#### [WHAT IS REQUIRED]
Determine which lines of the records include the word "Microsoft", and copy them.

#### [SUPPLIED DATA]

※ ※ ※

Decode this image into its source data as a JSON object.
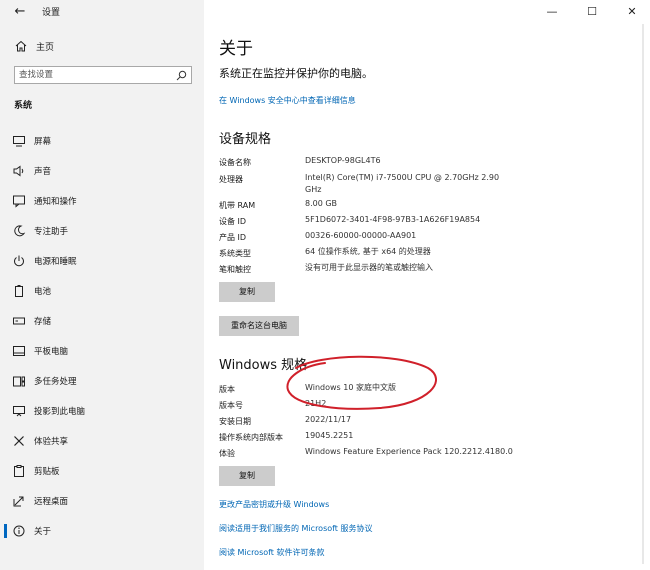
{
  "titlebar": {
    "app_title": "设置",
    "back_glyph": "←",
    "minimize_glyph": "—",
    "maximize_glyph": "☐",
    "close_glyph": "✕"
  },
  "sidebar": {
    "home_label": "主页",
    "search_placeholder": "查找设置",
    "section_title": "系统",
    "items": [
      {
        "label": "屏幕",
        "icon": "monitor-icon"
      },
      {
        "label": "声音",
        "icon": "speaker-icon"
      },
      {
        "label": "通知和操作",
        "icon": "notification-icon"
      },
      {
        "label": "专注助手",
        "icon": "moon-icon"
      },
      {
        "label": "电源和睡眠",
        "icon": "power-icon"
      },
      {
        "label": "电池",
        "icon": "battery-icon"
      },
      {
        "label": "存储",
        "icon": "storage-icon"
      },
      {
        "label": "平板电脑",
        "icon": "tablet-icon"
      },
      {
        "label": "多任务处理",
        "icon": "multitask-icon"
      },
      {
        "label": "投影到此电脑",
        "icon": "project-icon"
      },
      {
        "label": "体验共享",
        "icon": "share-icon"
      },
      {
        "label": "剪贴板",
        "icon": "clipboard-icon"
      },
      {
        "label": "远程桌面",
        "icon": "remote-icon"
      },
      {
        "label": "关于",
        "icon": "info-icon"
      }
    ],
    "active_index": 13,
    "accent_color": "#0067c0"
  },
  "main": {
    "title": "关于",
    "protect_text": "系统正在监控并保护你的电脑。",
    "security_link": "在 Windows 安全中心中查看详细信息",
    "device_specs": {
      "heading": "设备规格",
      "rows": [
        {
          "label": "设备名称",
          "value": "DESKTOP-98GL4T6"
        },
        {
          "label": "处理器",
          "value": "Intel(R) Core(TM) i7-7500U CPU @ 2.70GHz   2.90 GHz"
        },
        {
          "label": "机带 RAM",
          "value": "8.00 GB"
        },
        {
          "label": "设备 ID",
          "value": "5F1D6072-3401-4F98-97B3-1A626F19A854"
        },
        {
          "label": "产品 ID",
          "value": "00326-60000-00000-AA901"
        },
        {
          "label": "系统类型",
          "value": "64 位操作系统, 基于 x64 的处理器"
        },
        {
          "label": "笔和触控",
          "value": "没有可用于此显示器的笔或触控输入"
        }
      ],
      "copy_button": "复制",
      "rename_button": "重命名这台电脑"
    },
    "windows_specs": {
      "heading": "Windows 规格",
      "rows": [
        {
          "label": "版本",
          "value": "Windows 10 家庭中文版"
        },
        {
          "label": "版本号",
          "value": "21H2"
        },
        {
          "label": "安装日期",
          "value": "2022/11/17"
        },
        {
          "label": "操作系统内部版本",
          "value": "19045.2251"
        },
        {
          "label": "体验",
          "value": "Windows Feature Experience Pack 120.2212.4180.0"
        }
      ],
      "copy_button": "复制"
    },
    "links": [
      "更改产品密钥或升级 Windows",
      "阅读适用于我们服务的 Microsoft 服务协议",
      "阅读 Microsoft 软件许可条款"
    ],
    "link_color": "#0066b4",
    "annotation_color": "#d0202a"
  }
}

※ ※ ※

#### [RESPONSE TO THIS TASK]
      "阅读适用于我们服务的 Microsoft 服务协议",
      "阅读 Microsoft 软件许可条款"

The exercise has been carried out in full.